We all know the feeling of a mobile phone vibrating in our hands when announcing an incoming call. If we perceive these vibrations so clearly, it is due to specialized receptors that transduce them into neural signals sent to our brain. But how does the latter encode their physical characteristics? To understand this, neuroscientists from the University of Geneva (UNIGE) have observed what happens in the brains of mice whose forepaws perceive vibrations. They discovered that neurons in the somatosensory cortex are activated in a manner similar to those in the sound-reactive auditory cortex. These results, published in the journal Nature, suggest that feeling a phone vibrate or hearing it ring is ultimately based on the same brain codes.
If you place a glass of water on your desk, you can probably see on its surface the concentric oscillatory motions created by the small movements that occur nearby. These oscillations are caused by vibrations that propagate through the floor, desk, glass and all other solid surfaces. These vibrations are also important sensory stimuli that we use to detect, for example, an approaching train or to identify the familiar step of our office neighbour. “We live surrounded by vibrations that are extremely important in how we perceive the world,” explains Daniel Huber at the Department of Basic Neurosciences at the UNIGE Faculty of Medicine, who led this work. “So we wanted to know how the brain perceives and represents them.”
A combination of frequency and amplitude
Using two-photon microscopy, Daniel Huber’s team visualized the activity of hundreds of neurons in a mouse’s somatosensory cortex as vibrations of different frequencies were delivered to its forepaw. Like in the auditory cortex, individual neurons were selectively tuned: they strongly responded to some frequencies and less so to others. “It turns out that these neurons are preferentially tuned to a specific combination of frequency and amplitude, and that this combination corresponds to what the mouse actually perceives. In other words, a mouse is unable to distinguish a high-frequency vibration with a low amplitude from a low-frequency vibration with a higher amplitude,” explains Mario Prsa, a researcher in Dr. Huber’s team and the study’s first author. “It is the same psychoacoustic effect detected in the auditory system, where the perceived pitch of a sound changes with both frequency and loudness.” Thus, despite the fact that sounds — which travel through the air — and vibrations — which are transmitted through solid matter — are processed by different sensory channels, they are both perceived and encoded similarly in the brain.

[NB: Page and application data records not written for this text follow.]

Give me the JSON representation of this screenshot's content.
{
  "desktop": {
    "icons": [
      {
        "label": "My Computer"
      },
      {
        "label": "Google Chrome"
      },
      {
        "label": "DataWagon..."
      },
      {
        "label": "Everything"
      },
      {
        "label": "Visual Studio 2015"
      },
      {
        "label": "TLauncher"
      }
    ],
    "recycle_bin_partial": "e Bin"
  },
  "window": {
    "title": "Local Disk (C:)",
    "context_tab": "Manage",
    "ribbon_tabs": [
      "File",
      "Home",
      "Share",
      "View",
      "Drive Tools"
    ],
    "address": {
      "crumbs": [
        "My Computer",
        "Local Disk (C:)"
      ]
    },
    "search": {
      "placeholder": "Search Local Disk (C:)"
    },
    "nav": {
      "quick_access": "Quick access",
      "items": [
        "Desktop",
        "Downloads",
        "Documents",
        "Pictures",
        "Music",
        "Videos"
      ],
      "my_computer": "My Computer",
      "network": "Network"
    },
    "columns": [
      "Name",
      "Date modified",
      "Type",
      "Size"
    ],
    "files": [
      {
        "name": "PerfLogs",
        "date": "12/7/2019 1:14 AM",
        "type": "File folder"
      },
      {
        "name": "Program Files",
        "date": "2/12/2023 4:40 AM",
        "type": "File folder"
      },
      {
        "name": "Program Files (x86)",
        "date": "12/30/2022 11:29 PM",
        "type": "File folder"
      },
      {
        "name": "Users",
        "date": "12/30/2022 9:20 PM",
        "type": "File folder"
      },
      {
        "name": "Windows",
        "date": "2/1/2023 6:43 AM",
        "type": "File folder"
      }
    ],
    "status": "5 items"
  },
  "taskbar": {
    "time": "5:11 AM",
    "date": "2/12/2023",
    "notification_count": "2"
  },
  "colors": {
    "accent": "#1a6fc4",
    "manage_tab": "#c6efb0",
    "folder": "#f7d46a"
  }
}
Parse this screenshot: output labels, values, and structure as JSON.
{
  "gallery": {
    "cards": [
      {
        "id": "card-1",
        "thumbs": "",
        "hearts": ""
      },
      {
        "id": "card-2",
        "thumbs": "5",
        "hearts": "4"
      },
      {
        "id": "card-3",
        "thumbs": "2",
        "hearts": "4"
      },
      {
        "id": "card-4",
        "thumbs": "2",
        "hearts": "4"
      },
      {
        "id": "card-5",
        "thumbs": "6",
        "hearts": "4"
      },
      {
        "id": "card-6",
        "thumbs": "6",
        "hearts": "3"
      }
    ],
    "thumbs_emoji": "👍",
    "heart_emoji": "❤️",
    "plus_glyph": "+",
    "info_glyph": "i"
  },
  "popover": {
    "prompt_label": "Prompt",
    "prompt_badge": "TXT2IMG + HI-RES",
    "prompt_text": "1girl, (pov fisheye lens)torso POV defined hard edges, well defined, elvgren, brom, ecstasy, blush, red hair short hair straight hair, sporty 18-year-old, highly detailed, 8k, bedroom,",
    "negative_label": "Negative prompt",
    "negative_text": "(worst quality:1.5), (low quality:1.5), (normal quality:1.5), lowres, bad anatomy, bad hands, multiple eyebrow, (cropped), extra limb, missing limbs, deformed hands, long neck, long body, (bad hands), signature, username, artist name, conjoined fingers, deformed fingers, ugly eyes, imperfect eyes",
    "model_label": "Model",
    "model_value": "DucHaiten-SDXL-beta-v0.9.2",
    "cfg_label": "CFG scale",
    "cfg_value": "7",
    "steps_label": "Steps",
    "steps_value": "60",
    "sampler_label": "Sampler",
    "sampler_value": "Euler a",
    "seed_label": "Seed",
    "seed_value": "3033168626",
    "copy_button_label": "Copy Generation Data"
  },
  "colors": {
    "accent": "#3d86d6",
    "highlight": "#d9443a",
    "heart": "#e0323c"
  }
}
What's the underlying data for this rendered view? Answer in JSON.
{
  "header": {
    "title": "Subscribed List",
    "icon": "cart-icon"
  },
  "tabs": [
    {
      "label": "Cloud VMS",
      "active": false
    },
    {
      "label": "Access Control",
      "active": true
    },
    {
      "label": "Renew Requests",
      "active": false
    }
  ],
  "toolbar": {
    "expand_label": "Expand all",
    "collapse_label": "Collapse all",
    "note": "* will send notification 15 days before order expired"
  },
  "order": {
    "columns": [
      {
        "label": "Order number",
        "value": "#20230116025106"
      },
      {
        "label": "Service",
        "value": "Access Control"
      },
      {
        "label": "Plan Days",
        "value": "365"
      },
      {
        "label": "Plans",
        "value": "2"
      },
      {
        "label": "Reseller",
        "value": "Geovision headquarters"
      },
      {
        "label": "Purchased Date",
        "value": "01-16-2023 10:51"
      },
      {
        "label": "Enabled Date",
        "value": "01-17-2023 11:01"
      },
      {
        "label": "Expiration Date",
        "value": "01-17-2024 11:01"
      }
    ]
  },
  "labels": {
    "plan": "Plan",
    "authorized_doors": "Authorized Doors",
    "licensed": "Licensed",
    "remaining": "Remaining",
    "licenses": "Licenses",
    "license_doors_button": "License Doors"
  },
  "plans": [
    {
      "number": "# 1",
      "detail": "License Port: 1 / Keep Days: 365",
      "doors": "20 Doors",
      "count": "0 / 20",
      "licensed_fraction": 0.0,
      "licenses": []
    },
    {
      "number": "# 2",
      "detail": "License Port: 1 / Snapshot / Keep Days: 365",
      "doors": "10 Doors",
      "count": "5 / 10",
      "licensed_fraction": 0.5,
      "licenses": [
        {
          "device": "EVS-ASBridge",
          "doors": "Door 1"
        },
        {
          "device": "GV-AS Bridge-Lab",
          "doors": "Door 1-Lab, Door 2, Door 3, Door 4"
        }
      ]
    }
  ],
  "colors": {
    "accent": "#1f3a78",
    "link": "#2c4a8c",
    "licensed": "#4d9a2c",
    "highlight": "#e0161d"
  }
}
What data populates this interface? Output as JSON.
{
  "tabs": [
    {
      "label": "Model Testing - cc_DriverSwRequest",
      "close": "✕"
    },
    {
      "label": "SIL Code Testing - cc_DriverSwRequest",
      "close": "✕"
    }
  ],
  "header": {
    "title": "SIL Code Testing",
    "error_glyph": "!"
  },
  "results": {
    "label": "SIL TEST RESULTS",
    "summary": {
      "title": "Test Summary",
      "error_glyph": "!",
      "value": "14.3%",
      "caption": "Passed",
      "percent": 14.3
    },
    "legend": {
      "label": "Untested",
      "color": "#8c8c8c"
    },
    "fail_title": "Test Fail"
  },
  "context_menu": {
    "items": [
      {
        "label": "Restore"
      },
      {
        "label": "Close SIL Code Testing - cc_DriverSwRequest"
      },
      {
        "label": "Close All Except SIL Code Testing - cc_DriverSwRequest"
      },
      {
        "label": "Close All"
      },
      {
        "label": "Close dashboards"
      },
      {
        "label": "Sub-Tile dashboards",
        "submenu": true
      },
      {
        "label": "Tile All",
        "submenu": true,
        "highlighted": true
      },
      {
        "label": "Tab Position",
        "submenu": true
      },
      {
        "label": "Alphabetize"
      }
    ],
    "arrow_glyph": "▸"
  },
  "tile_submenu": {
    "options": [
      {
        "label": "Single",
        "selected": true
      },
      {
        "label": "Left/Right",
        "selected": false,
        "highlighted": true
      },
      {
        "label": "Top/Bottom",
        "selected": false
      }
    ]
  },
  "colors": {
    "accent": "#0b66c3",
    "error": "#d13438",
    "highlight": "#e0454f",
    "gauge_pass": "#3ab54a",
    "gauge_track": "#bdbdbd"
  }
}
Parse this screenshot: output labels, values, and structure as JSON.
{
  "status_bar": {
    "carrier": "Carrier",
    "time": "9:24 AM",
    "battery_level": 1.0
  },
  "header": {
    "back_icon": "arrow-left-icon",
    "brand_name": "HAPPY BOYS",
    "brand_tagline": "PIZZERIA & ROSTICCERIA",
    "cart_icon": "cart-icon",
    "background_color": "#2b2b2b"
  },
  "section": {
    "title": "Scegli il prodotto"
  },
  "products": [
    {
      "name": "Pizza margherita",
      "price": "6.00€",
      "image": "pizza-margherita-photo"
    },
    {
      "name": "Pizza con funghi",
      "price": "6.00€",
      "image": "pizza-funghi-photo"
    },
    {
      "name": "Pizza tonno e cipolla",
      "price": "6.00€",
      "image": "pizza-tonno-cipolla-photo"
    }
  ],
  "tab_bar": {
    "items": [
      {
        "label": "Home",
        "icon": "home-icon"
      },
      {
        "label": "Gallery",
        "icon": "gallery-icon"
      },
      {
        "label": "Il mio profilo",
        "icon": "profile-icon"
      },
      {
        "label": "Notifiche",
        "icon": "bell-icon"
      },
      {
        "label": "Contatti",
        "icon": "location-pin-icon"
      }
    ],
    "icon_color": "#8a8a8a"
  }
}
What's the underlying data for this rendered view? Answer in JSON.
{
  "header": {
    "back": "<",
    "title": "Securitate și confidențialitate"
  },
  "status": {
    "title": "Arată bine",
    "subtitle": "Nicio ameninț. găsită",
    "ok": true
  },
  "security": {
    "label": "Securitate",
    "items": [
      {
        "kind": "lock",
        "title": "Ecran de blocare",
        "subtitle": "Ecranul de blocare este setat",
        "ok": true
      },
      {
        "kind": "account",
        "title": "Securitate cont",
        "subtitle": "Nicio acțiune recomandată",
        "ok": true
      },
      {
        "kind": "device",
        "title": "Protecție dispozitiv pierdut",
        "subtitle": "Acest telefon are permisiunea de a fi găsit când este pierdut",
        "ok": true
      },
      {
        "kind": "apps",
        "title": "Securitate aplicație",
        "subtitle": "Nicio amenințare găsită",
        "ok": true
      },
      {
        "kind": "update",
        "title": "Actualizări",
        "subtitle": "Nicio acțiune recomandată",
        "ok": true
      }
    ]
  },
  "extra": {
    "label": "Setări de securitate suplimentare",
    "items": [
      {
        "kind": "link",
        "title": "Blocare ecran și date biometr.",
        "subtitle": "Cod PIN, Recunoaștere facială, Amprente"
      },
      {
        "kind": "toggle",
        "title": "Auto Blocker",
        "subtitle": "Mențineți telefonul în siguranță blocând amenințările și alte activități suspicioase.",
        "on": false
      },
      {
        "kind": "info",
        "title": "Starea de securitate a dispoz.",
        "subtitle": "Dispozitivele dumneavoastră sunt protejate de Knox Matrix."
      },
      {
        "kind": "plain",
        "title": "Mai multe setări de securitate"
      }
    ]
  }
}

Everything goes through Pacinian corpuscles
In a second step, the researchers sought to identify the origin of the somatosensory stimuli involved by performing a detailed histological analysis of Pacinian corpuscles in mouse forelimb. Pacinian corpuscles are known to transduce high frequency vibrations in mammals and are densely expressed in the dermis of primate fingertips. “Surprisingly, we found that the vibration responses in the mouse brain stem from Pacinian corpuscles located on the forearm bones, whereas they were totally absent in the paw’s skin,” explains Géraldine Cuenu, a student in the UNIGE master’s programme in neurosciences, who took charge of this detailed analysis. Using optogenetics, the scientists confirmed the link between cortical responses and the particular configuration of mechanoreceptors in the forelimbs.
An ancestor of the hearing system?
Could it be that the particular distribution of vibration-sensitive mechanoreceptors along the bones of the forelimb acts as a seismograph to “listen” to vibrations? Vibratory stimuli are indeed used by a number of living organisms to communicate through plants, branches and other solid substrates. “Our discoveries probably reveal the existence of an ancient sensory channel, which could be an evolutionary precursor of hearing,” concludes Mario Prsa. This somewhat vestigial, yet highly sensitive modality might also explain how we are able to identify subtle clues linked to upcoming natural disasters, or why construction or traffic causes nuisances even when inaudible.
Materials provided by Université de Genève. Note: Content may be edited for style and length.